HR 2596. Commerce, Justice, Science Appropriations Act
Committee Report 112-169:
Spectrum interference issues.—The Committee is aware that NTIA and the Federal Communications Commission (FCC) are in the midst of a regulatory process with respect to the Global Positioning System and that a technical working group is reviewing potential interference issues. NTIA is directed to report to the Committee following completion of the technical working group activities, but no later than August 1, 2011, regarding the discoveries of this technical working group and the scientific steps necessary to address any potential interference concerns.
HR 2434. Financial Service Appropriations Act
None of the funds made available in this Act may be used by the Federal Communications Commission to remove the conditions imposed on commercial terrestrial operations in the Order and Authorization adopted by the Commission on January 26, 2011 (DA 11-133), or otherwise permit such operations, until the Commission has resolved concerns of potential widespread harmful interference by such commercial terrestrial operations to commercially available Global Positioning System devices.
Committee Report 112-136:
The Committee is aware of concerns related to possible interference to Global Positioning System (GPS) devices due to terrestrial broadband service.

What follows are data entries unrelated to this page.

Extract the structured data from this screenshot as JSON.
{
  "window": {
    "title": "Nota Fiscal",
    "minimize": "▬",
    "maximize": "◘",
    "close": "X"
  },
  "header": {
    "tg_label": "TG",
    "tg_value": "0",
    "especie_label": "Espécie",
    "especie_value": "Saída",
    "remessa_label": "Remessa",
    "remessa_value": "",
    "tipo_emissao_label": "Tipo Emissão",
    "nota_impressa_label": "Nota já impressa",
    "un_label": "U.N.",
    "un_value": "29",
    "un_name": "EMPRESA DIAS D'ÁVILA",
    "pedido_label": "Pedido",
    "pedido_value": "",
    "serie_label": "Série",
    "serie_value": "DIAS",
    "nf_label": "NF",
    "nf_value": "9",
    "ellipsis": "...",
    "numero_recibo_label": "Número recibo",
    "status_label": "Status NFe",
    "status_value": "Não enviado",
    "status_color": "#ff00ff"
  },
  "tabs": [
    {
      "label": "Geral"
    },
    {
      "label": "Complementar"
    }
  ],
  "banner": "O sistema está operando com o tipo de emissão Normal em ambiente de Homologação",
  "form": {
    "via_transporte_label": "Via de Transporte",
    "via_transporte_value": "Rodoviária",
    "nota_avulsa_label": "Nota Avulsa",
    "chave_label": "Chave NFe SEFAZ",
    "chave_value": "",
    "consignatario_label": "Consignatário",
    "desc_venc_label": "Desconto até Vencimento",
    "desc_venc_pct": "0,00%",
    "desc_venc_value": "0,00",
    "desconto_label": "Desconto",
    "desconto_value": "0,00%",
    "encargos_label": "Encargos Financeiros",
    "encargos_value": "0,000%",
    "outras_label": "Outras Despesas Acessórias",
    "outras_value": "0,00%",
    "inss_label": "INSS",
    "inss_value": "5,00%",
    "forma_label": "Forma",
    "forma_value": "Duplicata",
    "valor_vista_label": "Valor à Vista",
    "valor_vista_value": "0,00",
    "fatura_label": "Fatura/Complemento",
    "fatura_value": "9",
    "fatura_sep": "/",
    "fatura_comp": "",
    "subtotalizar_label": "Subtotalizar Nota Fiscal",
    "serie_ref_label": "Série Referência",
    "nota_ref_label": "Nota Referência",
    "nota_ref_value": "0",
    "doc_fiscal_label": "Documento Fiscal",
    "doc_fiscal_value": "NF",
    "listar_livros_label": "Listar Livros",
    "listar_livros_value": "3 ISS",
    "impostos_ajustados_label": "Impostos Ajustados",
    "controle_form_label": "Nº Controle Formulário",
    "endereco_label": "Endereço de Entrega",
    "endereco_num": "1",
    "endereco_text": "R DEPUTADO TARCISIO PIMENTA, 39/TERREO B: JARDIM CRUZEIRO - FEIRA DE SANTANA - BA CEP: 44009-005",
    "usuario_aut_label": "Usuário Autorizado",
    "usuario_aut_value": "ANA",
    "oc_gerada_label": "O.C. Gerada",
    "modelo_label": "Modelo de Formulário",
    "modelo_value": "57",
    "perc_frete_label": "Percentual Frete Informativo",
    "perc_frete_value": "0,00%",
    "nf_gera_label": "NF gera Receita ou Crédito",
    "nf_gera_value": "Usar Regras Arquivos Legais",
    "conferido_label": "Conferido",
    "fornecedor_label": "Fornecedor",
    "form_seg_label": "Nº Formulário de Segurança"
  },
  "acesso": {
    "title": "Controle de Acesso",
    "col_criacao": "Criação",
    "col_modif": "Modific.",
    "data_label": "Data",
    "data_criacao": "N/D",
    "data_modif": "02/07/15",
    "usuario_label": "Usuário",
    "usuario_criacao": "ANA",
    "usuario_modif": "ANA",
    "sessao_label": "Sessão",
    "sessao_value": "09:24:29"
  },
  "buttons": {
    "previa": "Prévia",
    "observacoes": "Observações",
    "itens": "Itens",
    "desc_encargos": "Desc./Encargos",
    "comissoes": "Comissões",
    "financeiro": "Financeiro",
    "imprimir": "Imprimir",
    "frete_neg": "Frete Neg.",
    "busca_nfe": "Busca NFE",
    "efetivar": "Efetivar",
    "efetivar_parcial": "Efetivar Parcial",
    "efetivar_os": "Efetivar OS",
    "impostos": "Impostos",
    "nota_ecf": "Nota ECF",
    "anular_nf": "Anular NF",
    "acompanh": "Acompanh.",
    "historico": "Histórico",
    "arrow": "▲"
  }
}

The Committee remains engaged on this issue and awaits the final report by the Technical Working Group.
HR 1540. National Defense Authorization Act, 2012
Committee Report 112-78:
The committee is aware that the Federal Communications Commission (FCC) issued a conditional order to a commercial communications company on January 26, 2011, authorizing it to provide broadband voice and data communications services that potentially interfere with GPS. The committee recognizes that the Armed Forces are highly dependent on GPS capabilities and services. The committee believes that any space-based or terrestrial-based commercial communications service that has the potential to interfere with GPS should not receive final authorization to provide service within the
by the FCC unless and until the potential interference with GPS is resolved. Such commercial services are planned to be transmitted from 40,000 land-based towers across the United States . The committee understands, based on information received from the Air Force, that the signal strength of such service is estimated to be one billion times more powerful than the GPS signal. Though the commercial service would broadcast on a frequency adjacent to GPS, it may still overwhelm GPS receivers, potentially causing a denial of service for millions of users in the United States relying on GPS navigation and timing services. Such users included the military, emergency responders, maritime and aeronautical emergency communication systems, banking transactions, air traffic and ground transportation systems, and myriad commercial applications. The committee understands that the Deputy Secretary of Defense sent a letter to the Chairman of the Federal Communications Commission on January 12, 2011, highlighting the "strong potential for interference to . . . critical national security systems," and "strongly recommend[ing] deferral of final action on [the FCC order and authorization] until the proper interference analysis and mitigation studies can be conducted." United States
HR 2112. Agriculture, Rural Development, Food and Drug Administration, and Related Agencies Appropriations Act, 2012
Committee Report 112-101:
GPS Interference.—The Committee recognizes that the use of the Global Positioning System (GPS) is critical to USDA‘s mission, including natural resource monitoring, forest firefighting, law enforcement, and research. In addition, precision agriculture would not be possible without GPS. It is estimated that
farmers and ranchers have invested more than $3 billion in GPS technologies. U.S.
The Committee is aware of a decision by the Federal Communications Commission that may disrupt the use of GPS, causing significant problems for USDA and our Nation‘s farmers and ranchers. The Committee directs USDA to ensure the FCC is aware of these concerns and to work with other Federal agencies, such as the Department of Defense and the Department of Transportation, to address them.